A worldwide surge in populist politics has breathed new life into the vestiges of New Zealand’s far right. Kirsty Johnston reports from within the fringe. When outrage over racist posters at Auckland University hit headlines in late March, their white supremacist creators were elated. They’d tricked the media! Their message was being heard! Their Facebook page was up to almost 100 likes! Members of the Western Guard, the supremacists’ secret online group, began to plan a second wave. They decided to mobilise their new recruits and plaster campuses nationwide. They made signs for Nelson, for New Plymouth, for Taupo. “White Lives Matter” the templates read. “You can prevent white genocide.
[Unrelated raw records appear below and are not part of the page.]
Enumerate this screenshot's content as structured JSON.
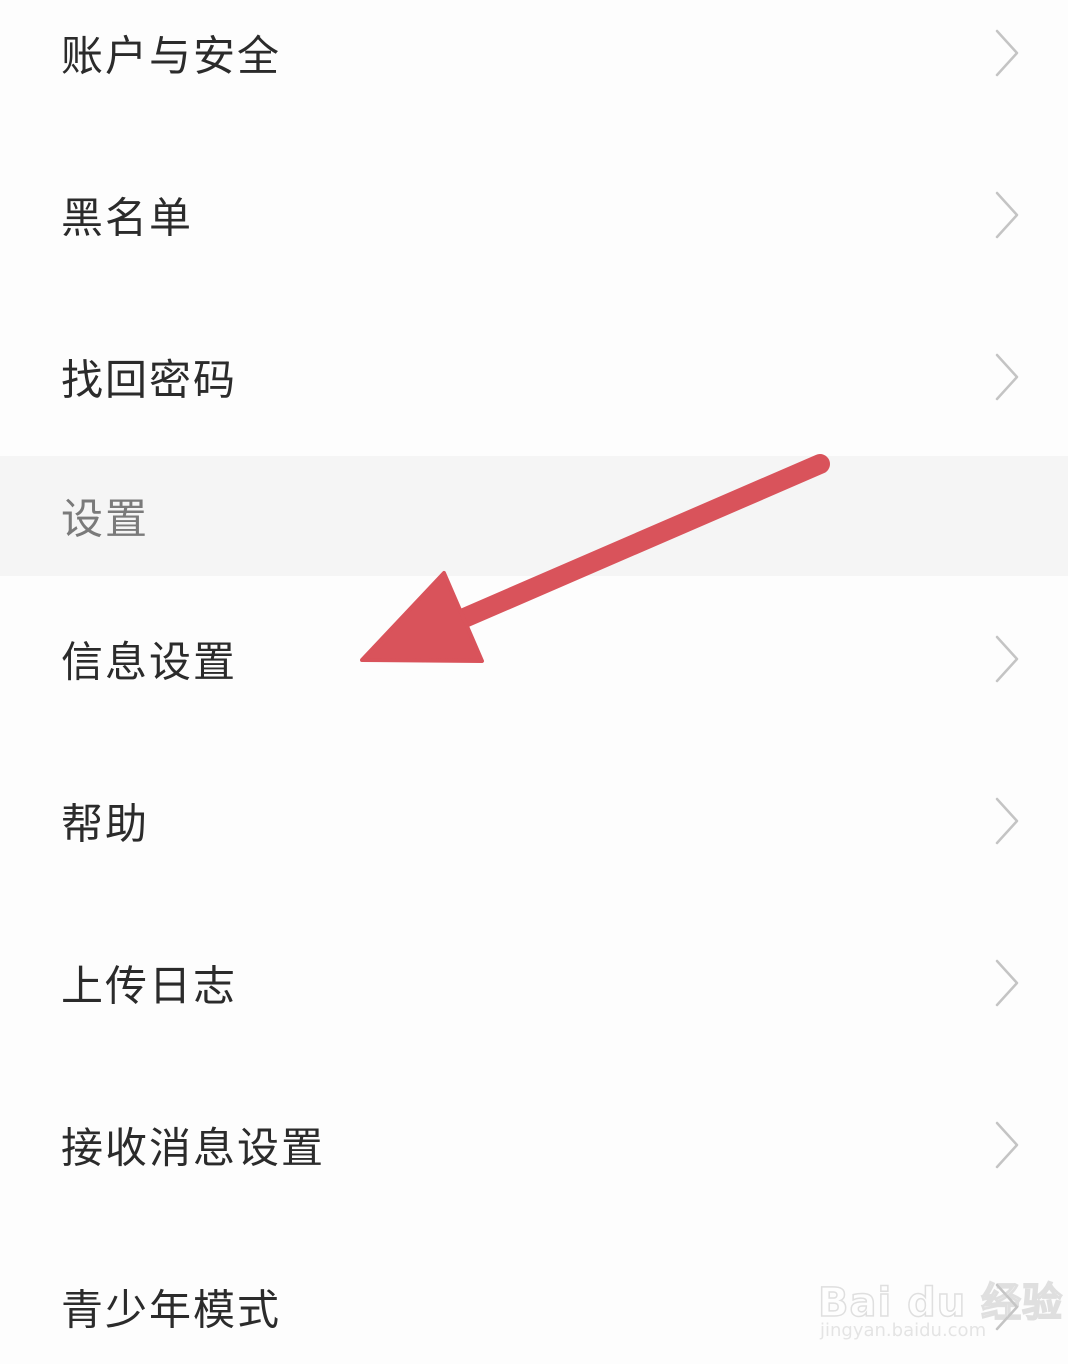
{
  "account_section": {
    "items": [
      {
        "label": "账户与安全",
        "icon": "chevron-right-icon"
      },
      {
        "label": "黑名单",
        "icon": "chevron-right-icon"
      },
      {
        "label": "找回密码",
        "icon": "chevron-right-icon"
      }
    ]
  },
  "settings_section": {
    "header": "设置",
    "items": [
      {
        "label": "信息设置",
        "icon": "chevron-right-icon"
      },
      {
        "label": "帮助",
        "icon": "chevron-right-icon"
      },
      {
        "label": "上传日志",
        "icon": "chevron-right-icon"
      },
      {
        "label": "接收消息设置",
        "icon": "chevron-right-icon"
      },
      {
        "label": "青少年模式",
        "icon": "chevron-right-icon"
      }
    ]
  },
  "annotation": {
    "icon": "red-arrow-icon",
    "color": "#d9535b"
  },
  "watermark": {
    "brand": "Bai du 经验",
    "url": "jingyan.baidu.com"
  },
  "colors": {
    "background": "#fdfdfd",
    "section_header_bg": "#f5f5f5",
    "text": "#2b2b2b",
    "header_text": "#7a7a7a",
    "chevron": "#c4c4c4"
  }
}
Your country needs YOU!” As more recruits joined in the coming days, energy built. The fledgling club discussed its limits – were gays allowed? No way, the hive mind said. They decreed it was probably best not to use ethnic slurs in public “just yet”.
The more experienced “brothers” shared tips on making flour and water paste to put up posters; and how to avoid being caught by police or passers-by.
By Saturday, they were ready.
“Heil Victory,” a Facebook user named Dexter Olsen wrote on the group page. Like almost everyone in the Western Guard, he used a fake profile to discuss his far-right views. “Tonight, we show those in power that we will not sit idly by and allow our country to be delivered the same fate as our brothers and sisters in Europe. To you, my fellow men, I wish you luck in this endeavor.”